Partition Summary [Memory and Disk]:

Partition summary is an off-heap in-memory sampling of partition index to speedup the access to index on disk. Default sampling ratio is 128, meaning that for every 128 records for a index in index file, we have 1 records in partition summary. Each of these records of partition summary will hold key value and offset position in index. So when read requests comes for a record and if its not found in row cache and key cache, it checks for index summary to check offset of that key in index file on disk. Since all index records are not stored in summary, it gets a rough estimate of offset it has to check in index file. This reduces disk seeks.
Partition summary is also stored on disk in a file (#4 file above).
partition summary looks like below

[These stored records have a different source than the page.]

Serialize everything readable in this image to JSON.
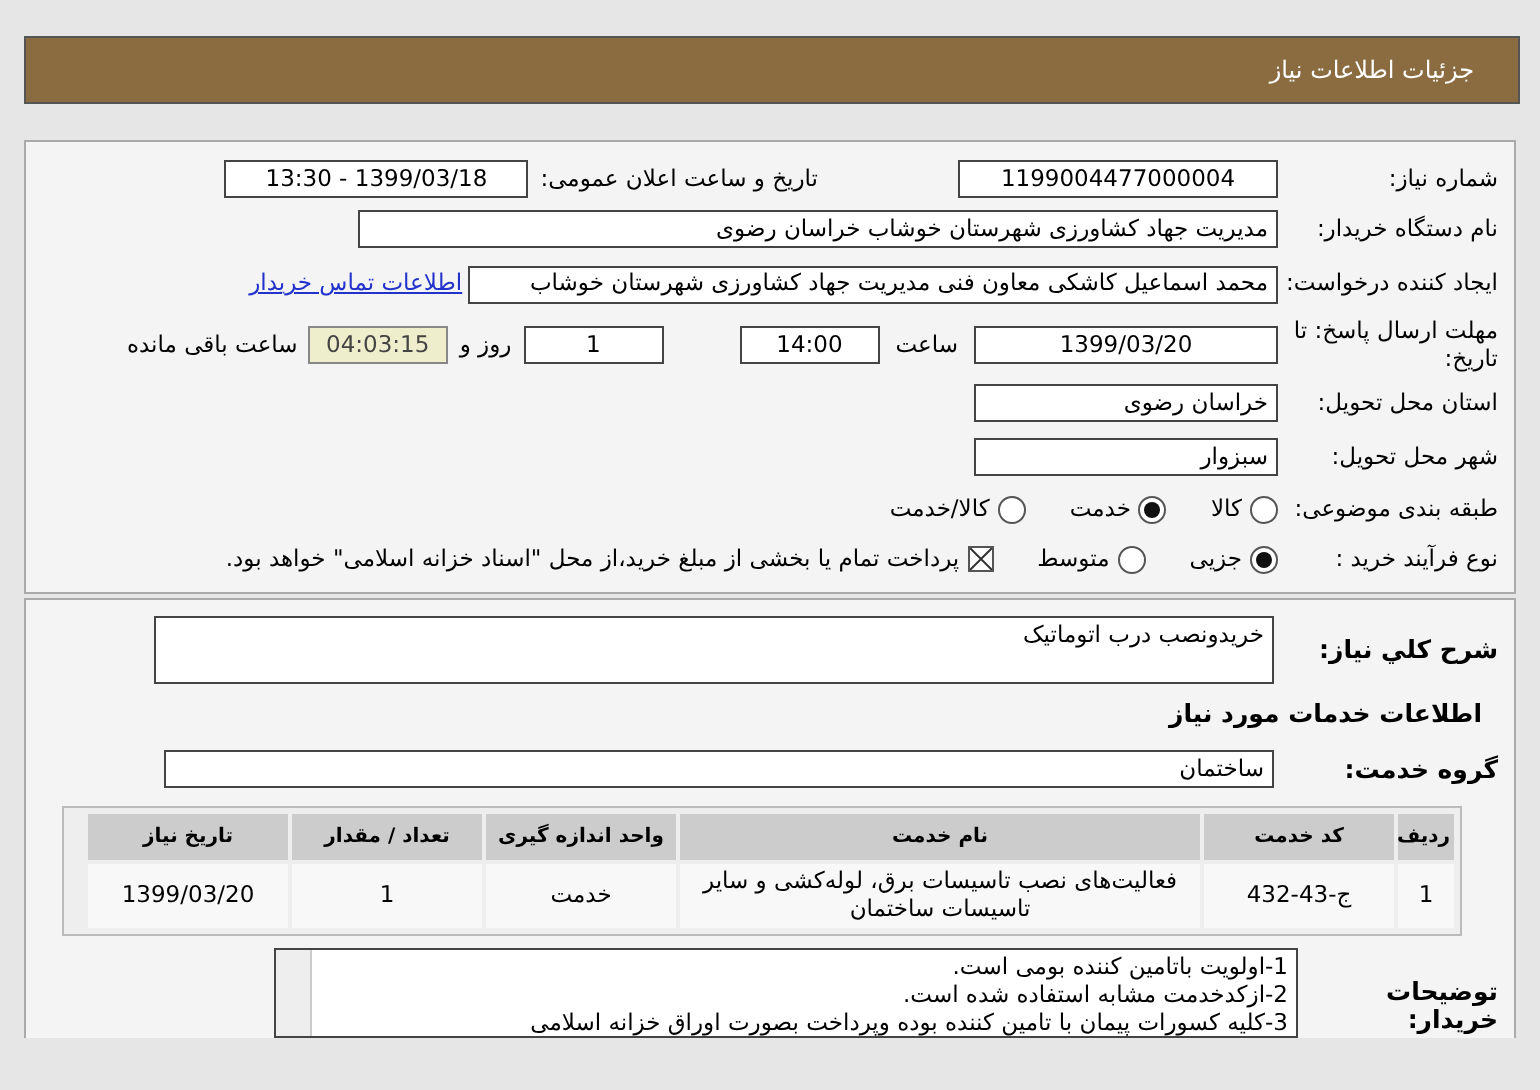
{
  "header": {
    "title": "جزئیات اطلاعات نیاز"
  },
  "need_number": {
    "label": "شماره نیاز:",
    "value": "1199004477000004"
  },
  "announce": {
    "label": "تاریخ و ساعت اعلان عمومی:",
    "value": "1399/03/18 - 13:30"
  },
  "buyer_org": {
    "label": "نام دستگاه خریدار:",
    "value": "مدیریت جهاد کشاورزی شهرستان خوشاب خراسان رضوی"
  },
  "requester": {
    "label": "ایجاد کننده درخواست:",
    "value": "محمد اسماعیل کاشکی معاون فنی مدیریت جهاد کشاورزی شهرستان خوشاب",
    "link": "اطلاعات تماس خریدار"
  },
  "deadline": {
    "label": "مهلت ارسال پاسخ: تا تاریخ:",
    "date": "1399/03/20",
    "time_label": "ساعت",
    "time": "14:00",
    "days": "1",
    "days_label": "روز و",
    "remaining": "04:03:15",
    "remaining_label": "ساعت باقی مانده"
  },
  "province": {
    "label": "استان محل تحویل:",
    "value": "خراسان رضوی"
  },
  "city": {
    "label": "شهر محل تحویل:",
    "value": "سبزوار"
  },
  "category": {
    "label": "طبقه بندی موضوعی:",
    "options": [
      {
        "label": "کالا",
        "selected": false
      },
      {
        "label": "خدمت",
        "selected": true
      },
      {
        "label": "کالا/خدمت",
        "selected": false
      }
    ]
  },
  "process": {
    "label": "نوع فرآیند خرید :",
    "options": [
      {
        "label": "جزیی",
        "selected": true
      },
      {
        "label": "متوسط",
        "selected": false
      }
    ],
    "payment": {
      "label": "پرداخت تمام یا بخشی از مبلغ خرید،از محل \"اسناد خزانه اسلامی\" خواهد بود.",
      "checked": true
    }
  },
  "summary": {
    "label": "شرح کلي نياز:",
    "value": "خریدونصب درب اتوماتیک"
  },
  "services_title": "اطلاعات خدمات مورد نیاز",
  "service_group": {
    "label": "گروه خدمت:",
    "value": "ساختمان"
  },
  "table": {
    "columns": [
      "ردیف",
      "کد خدمت",
      "نام خدمت",
      "واحد اندازه گیری",
      "تعداد / مقدار",
      "تاریخ نیاز"
    ],
    "rows": [
      [
        "1",
        "ج-43-432",
        "فعالیت‌های نصب تاسیسات برق، لوله‌کشی و سایر تاسیسات ساختمان",
        "خدمت",
        "1",
        "1399/03/20"
      ]
    ]
  },
  "buyer_notes": {
    "label": "توضیحات خریدار:",
    "lines": [
      "1-اولویت باتامین کننده بومی است.",
      "2-ازکدخدمت مشابه استفاده شده است.",
      "3-کلیه کسورات پیمان با تامین کننده بوده وپرداخت بصورت اوراق خزانه اسلامی"
    ]
  }
}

Bloom Filter[Memory and Disk]:

Bloom filter is a off-heap in-mmeory hash based probabilistic algorithm that is used to test if a specific member is part of set or not. This can give false positive, but it can never give false negative. Meaning that a bloom filter can tell that a record might be present in that table on disk and we may not find that record, but it can never say that record is not present when its actually present on disk. This helps in reducing unnecessary seeks for data which is not present at all.
Bloom filter is also present on disk file (#1 file above) and contains serialized bloom filter for partition keys.

Compression offset maps[Memory and Disk]:

Compression offset maps holds the offset information for compressed blocks. By default all tables in Cassandra are compressed and more the compression ratio larger the compression offset table. When Cassandra needs to look for data, it looks up the in-memory compression offset maps and unpacks the data chunk to get to the columns. Both writes and reads are affected because of the chunks that have to be compressed and uncompressed. Compression offset maps is stored as off-heap component of memory. Its also saved on disk in separate file for each SSTable (#5 file above).

So if we put all above structure together and identify them what all present on disk, on-heap memory and off-heap memory, it will look like below













Hope this helps !!